What this task involves:
In the data below, find each line carrying the string "JSON" and copy it out.
--- START ---
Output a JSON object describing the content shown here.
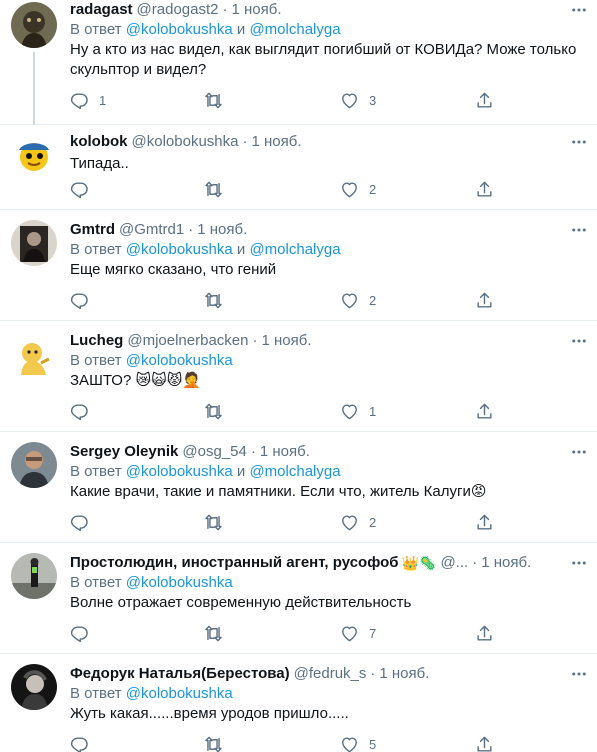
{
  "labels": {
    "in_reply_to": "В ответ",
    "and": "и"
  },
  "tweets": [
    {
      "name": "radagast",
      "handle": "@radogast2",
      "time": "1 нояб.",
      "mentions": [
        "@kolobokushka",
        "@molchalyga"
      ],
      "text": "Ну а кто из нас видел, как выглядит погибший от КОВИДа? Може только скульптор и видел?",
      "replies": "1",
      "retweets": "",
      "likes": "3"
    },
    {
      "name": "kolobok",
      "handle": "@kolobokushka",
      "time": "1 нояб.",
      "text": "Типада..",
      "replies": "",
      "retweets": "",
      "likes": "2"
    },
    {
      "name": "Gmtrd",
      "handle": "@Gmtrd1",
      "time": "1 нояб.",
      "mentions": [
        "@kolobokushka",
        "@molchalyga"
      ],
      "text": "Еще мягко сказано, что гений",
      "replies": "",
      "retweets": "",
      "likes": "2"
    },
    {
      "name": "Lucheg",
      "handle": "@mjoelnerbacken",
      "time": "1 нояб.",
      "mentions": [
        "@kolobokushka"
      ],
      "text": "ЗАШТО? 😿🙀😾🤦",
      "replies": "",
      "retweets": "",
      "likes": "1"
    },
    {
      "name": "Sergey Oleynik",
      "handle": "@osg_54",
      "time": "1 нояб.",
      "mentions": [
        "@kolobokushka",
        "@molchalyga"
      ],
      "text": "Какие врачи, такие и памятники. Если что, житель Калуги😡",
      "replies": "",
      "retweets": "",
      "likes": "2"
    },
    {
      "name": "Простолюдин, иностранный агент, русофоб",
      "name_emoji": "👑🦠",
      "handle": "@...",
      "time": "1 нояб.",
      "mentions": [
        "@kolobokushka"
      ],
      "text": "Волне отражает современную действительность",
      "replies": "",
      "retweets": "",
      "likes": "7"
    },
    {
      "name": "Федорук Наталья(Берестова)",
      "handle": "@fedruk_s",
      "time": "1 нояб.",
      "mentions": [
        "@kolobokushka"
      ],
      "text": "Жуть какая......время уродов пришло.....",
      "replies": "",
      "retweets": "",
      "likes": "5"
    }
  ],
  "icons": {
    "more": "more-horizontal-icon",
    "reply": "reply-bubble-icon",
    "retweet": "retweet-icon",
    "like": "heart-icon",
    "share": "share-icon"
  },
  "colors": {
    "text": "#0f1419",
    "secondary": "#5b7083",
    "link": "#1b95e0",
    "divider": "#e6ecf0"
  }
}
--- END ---
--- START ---
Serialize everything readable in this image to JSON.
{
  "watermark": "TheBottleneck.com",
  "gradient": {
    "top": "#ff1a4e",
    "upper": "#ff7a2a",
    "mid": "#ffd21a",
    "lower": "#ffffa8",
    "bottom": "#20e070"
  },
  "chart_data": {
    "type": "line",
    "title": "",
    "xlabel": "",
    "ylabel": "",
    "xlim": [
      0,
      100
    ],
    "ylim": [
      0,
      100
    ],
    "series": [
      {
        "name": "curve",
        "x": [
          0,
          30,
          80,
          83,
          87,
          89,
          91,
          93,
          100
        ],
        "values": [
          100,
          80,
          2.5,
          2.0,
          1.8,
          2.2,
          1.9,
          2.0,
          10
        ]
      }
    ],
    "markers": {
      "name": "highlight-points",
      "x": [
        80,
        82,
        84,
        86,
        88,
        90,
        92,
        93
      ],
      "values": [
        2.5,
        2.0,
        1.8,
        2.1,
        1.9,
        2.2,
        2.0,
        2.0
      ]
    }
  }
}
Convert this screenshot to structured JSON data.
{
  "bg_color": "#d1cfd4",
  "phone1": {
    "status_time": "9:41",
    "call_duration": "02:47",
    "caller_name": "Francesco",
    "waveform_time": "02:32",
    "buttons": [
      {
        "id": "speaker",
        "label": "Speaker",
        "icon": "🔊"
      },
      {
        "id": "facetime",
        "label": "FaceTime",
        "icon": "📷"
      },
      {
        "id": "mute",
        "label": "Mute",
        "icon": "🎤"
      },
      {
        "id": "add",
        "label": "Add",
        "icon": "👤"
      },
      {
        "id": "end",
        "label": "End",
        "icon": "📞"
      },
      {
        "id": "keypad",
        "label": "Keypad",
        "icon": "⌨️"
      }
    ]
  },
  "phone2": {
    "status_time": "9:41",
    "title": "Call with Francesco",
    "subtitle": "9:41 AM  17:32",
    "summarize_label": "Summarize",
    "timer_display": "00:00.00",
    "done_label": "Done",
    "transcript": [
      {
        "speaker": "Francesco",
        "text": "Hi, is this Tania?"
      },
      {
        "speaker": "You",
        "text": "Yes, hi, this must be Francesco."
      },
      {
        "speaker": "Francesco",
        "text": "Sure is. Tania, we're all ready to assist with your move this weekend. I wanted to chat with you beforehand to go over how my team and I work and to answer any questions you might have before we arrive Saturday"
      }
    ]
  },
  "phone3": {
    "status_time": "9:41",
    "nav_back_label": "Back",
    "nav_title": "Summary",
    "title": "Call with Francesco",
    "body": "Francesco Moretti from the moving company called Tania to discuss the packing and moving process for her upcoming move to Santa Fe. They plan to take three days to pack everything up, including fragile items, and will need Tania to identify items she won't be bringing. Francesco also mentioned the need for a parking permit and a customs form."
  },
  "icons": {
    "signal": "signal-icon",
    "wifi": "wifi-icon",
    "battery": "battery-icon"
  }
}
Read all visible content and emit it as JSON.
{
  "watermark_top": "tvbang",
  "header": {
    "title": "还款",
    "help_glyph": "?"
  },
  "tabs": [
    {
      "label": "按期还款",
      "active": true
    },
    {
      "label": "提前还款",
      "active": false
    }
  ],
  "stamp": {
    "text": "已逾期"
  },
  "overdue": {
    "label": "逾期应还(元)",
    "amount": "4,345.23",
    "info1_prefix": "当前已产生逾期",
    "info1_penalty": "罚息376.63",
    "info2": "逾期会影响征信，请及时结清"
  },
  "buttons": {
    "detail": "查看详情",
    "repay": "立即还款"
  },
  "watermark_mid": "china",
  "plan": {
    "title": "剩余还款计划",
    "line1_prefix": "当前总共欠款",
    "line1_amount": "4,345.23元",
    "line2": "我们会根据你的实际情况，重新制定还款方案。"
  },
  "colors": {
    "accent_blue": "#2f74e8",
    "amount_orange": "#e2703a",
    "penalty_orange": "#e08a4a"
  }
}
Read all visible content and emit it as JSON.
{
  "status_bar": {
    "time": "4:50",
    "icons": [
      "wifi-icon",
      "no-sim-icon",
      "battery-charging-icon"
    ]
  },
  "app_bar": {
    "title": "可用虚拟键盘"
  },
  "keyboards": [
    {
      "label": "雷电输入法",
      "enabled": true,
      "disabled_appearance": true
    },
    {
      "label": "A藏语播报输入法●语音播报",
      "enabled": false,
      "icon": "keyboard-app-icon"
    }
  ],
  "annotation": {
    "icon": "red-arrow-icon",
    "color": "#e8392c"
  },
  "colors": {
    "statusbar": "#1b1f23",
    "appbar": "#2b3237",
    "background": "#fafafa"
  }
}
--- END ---
Reply:
Output a JSON object describing the content shown here.
Serialize everything readable in this image to JSON.
Convert this screenshot to structured JSON data.
Read all visible content and emit it as JSON.
Read all visible content and emit it as JSON.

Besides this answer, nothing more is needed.